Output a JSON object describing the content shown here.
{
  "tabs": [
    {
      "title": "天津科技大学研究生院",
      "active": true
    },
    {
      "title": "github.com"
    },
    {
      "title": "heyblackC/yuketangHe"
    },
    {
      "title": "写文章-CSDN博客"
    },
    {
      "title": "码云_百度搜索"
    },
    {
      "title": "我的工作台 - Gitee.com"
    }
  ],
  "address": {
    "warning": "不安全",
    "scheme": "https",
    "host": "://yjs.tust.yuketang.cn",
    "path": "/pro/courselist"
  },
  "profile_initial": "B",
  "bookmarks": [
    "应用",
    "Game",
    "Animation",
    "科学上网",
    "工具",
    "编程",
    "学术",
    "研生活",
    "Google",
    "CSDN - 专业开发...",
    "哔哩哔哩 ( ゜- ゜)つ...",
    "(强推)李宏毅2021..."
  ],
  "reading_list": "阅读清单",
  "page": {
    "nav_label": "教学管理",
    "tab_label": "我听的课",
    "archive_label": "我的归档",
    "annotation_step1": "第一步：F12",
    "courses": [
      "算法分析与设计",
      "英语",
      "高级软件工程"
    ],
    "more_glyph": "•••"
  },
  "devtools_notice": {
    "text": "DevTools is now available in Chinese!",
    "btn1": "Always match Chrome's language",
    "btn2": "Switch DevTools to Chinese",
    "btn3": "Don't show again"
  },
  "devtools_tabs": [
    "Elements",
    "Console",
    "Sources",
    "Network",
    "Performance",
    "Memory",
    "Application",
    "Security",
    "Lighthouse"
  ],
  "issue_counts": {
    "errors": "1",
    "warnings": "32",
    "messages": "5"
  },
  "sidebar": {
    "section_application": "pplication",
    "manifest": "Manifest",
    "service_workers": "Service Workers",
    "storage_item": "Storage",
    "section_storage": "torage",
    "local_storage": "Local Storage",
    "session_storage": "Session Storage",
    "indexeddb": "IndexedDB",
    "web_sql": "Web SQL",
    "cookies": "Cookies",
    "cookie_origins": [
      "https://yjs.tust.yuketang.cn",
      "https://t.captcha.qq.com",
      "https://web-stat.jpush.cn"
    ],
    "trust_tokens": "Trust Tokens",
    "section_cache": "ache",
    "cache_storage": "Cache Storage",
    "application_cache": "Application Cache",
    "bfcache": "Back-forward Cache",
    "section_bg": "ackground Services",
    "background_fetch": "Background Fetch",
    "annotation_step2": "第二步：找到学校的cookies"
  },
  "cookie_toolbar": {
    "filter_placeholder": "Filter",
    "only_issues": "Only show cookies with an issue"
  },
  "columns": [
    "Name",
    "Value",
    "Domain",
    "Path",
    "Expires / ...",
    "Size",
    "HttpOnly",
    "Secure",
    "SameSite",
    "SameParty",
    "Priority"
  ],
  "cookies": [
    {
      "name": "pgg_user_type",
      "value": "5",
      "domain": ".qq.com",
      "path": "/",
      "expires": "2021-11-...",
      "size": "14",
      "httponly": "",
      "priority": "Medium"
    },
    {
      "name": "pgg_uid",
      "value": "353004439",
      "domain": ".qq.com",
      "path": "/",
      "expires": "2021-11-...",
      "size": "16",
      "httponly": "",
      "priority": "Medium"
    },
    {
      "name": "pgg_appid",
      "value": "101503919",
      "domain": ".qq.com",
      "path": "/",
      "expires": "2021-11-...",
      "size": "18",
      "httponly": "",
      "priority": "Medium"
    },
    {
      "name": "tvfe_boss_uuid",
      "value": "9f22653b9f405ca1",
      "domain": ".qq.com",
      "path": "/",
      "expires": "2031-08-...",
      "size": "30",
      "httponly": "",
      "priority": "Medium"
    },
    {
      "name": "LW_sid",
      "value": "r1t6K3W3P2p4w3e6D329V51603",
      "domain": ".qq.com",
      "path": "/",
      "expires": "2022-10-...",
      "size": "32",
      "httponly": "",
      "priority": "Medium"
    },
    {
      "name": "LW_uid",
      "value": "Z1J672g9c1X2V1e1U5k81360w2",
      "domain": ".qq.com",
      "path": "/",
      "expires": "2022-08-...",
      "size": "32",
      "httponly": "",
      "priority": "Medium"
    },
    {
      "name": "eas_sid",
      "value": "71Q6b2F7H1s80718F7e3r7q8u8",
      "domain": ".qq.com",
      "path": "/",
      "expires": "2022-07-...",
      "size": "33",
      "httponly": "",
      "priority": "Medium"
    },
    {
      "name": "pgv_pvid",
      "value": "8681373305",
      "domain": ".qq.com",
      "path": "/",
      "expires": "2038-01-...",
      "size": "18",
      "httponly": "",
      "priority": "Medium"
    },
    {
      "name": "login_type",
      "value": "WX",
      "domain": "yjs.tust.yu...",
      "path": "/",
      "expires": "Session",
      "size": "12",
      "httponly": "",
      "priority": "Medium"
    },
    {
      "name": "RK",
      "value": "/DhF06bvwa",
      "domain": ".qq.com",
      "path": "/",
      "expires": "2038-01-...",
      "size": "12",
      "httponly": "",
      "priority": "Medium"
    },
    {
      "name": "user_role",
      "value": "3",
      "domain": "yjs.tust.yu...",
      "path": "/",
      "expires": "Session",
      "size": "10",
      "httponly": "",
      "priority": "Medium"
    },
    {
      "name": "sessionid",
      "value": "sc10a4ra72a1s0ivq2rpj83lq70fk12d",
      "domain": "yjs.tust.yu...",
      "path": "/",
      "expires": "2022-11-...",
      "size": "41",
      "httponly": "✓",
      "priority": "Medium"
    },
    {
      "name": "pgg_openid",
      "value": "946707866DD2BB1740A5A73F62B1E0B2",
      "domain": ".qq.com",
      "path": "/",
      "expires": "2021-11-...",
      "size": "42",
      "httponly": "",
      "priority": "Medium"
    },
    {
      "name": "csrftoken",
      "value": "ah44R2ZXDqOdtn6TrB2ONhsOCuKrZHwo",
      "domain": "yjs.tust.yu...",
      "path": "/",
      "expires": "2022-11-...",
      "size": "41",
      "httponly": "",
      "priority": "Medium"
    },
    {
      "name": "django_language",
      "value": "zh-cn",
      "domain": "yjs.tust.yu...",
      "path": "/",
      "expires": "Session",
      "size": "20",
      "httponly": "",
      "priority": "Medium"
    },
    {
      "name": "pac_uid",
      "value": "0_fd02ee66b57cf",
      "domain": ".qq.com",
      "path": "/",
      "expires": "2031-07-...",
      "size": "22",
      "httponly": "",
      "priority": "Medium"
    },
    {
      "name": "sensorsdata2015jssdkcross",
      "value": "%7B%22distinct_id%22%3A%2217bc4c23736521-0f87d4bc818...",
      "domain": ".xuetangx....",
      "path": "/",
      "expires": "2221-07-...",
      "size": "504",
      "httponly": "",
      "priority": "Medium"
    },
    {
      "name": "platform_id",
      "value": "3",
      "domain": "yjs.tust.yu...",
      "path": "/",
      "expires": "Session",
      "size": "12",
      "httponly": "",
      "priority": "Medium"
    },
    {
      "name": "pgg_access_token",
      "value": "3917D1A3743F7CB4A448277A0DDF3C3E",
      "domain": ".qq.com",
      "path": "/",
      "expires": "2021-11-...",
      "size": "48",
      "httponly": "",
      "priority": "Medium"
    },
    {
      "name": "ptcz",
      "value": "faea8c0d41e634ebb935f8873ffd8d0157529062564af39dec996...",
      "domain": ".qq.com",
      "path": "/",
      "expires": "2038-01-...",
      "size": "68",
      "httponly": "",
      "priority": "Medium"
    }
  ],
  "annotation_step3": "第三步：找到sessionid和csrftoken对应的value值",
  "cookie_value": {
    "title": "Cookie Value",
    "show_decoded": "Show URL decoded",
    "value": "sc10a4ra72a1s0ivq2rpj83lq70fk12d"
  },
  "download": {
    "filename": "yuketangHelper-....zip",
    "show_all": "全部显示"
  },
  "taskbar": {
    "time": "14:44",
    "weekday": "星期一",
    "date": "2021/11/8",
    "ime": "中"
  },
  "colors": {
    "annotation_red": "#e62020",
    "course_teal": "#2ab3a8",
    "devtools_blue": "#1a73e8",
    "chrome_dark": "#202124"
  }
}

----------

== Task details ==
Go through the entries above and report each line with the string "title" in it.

== Completed task ==
      "title": "天津科技大学研究生院",
      "title": "github.com"
      "title": "heyblackC/yuketangHe"
      "title": "写文章-CSDN博客"
      "title": "码云_百度搜索"
      "title": "我的工作台 - Gitee.com"
    "title": "Cookie Value",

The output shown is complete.